Along with senior management changes, RFEF announced it would remove the adjective ‘female’ from the national team’s official brand to match the men’s squad.
Both will be known as the Spanish national football team from now on.
RFEF president Pedro Rocha said: “Beyond it being a symbolic step, we want it to be a change of concept and recognition that football is football, no matter who plays it.”
The federation added a pledge to give the players a “safe environment” to work in and said other changes agreed upon will be announced soon.
20 players had said they would boycott the national team after they were selected to play in the upcoming games but faced sanctions of around €30,000 and suspension of their federation license for between two and 15 years if they had not turned up for training.

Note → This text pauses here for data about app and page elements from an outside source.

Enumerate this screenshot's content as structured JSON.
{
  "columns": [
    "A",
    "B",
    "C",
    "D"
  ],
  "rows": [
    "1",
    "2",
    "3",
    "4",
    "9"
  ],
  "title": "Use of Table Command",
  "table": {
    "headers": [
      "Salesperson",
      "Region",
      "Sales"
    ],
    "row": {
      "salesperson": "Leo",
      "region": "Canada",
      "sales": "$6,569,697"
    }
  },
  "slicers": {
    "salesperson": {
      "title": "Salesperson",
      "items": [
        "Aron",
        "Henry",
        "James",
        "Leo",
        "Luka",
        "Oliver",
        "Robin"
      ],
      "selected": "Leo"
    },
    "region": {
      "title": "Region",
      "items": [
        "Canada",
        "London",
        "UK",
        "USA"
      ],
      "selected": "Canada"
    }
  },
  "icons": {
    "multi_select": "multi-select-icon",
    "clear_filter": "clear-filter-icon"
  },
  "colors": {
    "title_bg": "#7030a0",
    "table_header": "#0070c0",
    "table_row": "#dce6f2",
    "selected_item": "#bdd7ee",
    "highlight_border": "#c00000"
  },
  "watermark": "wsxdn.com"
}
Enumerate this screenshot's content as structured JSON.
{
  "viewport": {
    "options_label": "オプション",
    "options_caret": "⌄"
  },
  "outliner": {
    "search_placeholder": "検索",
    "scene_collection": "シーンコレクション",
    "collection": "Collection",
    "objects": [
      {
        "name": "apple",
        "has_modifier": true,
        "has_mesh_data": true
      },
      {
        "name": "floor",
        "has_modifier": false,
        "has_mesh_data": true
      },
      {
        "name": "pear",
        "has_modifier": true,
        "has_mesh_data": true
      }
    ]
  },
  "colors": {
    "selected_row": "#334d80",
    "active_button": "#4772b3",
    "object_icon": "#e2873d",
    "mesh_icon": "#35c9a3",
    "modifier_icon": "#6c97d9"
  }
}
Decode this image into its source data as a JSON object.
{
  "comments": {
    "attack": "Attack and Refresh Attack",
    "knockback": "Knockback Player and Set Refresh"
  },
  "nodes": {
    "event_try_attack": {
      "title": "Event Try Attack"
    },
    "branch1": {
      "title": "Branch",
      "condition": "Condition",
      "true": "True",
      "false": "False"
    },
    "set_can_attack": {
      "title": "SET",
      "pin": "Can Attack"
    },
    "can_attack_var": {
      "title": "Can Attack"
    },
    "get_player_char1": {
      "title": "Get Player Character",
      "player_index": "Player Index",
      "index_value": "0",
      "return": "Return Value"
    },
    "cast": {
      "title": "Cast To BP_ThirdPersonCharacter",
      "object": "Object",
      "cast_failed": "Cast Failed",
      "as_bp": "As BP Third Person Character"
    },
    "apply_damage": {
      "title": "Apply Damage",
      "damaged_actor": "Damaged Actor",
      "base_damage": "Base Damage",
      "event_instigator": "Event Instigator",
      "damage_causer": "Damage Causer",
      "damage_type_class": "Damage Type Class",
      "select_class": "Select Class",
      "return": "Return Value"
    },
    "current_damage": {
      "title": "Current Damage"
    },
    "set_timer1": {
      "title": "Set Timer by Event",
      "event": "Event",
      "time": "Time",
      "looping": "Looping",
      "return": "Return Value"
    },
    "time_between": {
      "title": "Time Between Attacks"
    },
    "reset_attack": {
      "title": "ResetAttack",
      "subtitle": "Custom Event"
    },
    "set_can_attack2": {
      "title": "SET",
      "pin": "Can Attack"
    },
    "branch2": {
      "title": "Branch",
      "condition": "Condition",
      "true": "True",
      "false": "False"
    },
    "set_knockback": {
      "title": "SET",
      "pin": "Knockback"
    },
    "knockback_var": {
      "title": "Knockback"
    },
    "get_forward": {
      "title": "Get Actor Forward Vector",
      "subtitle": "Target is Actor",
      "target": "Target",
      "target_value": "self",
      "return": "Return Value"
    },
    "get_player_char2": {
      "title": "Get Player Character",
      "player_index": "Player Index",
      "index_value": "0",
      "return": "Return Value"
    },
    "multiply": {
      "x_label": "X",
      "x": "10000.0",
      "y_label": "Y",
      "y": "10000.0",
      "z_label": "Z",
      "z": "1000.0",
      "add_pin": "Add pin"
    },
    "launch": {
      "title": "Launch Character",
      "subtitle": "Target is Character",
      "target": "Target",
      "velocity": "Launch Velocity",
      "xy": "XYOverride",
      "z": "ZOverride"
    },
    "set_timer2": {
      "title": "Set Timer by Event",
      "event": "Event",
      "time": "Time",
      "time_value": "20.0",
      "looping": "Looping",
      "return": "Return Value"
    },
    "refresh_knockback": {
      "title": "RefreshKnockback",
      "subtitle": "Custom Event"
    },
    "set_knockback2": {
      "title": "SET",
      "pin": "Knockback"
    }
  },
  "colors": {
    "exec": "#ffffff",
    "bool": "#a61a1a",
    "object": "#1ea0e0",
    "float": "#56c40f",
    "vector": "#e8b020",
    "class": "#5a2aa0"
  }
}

Barcelona teammates Patri Fuijarro and Mapi Leon left the national team’s training camp in Valencia after receiving guarantees from the Spanish government that they would not be sanctioned. Others said they will stay after being told their demands for reform will be met.
The call for governance changes came amid the ongoing backlash over Rubiales’ controversial behavior at the Women’s World Cup (WWC) final last month and combative response after being called out.
Rubiales kissed Spanish player Jenni Hermoso on the lips without her consent following the team’s victory in the final against England and grabbed his crotch while celebrating in the VIP area of Stadium Australia, while Queen Letizia of Spain and her 16-year-old daughter stood nearby.
Despite the public fallout and suspension by world governing body FIFA, Rubiales defiantly refused to step down from his position claiming the kiss was “mutual and consensual” and that he was being vilified.
Many of the top male brass at the RFEF enthusiastically applauded Rubiales when he held an extraordinary press conference a few days after the final in which he repeatedly stated that he would not resign and that he was a victim of “a social assassination” and “manhunt.”
The players and critics said the gestures of support exposed misogyny within the federation, leading to calls for reform.
Rubiales eventually stepped aside following weeks of pressure, including from the RFEF’s various regional presidents, and after Hermoso and a Spanish prosecutor filed an official legal complaint against him.
Read more: Successful 2023 Women's World Cup will be remembered for issues still endured by women in sport.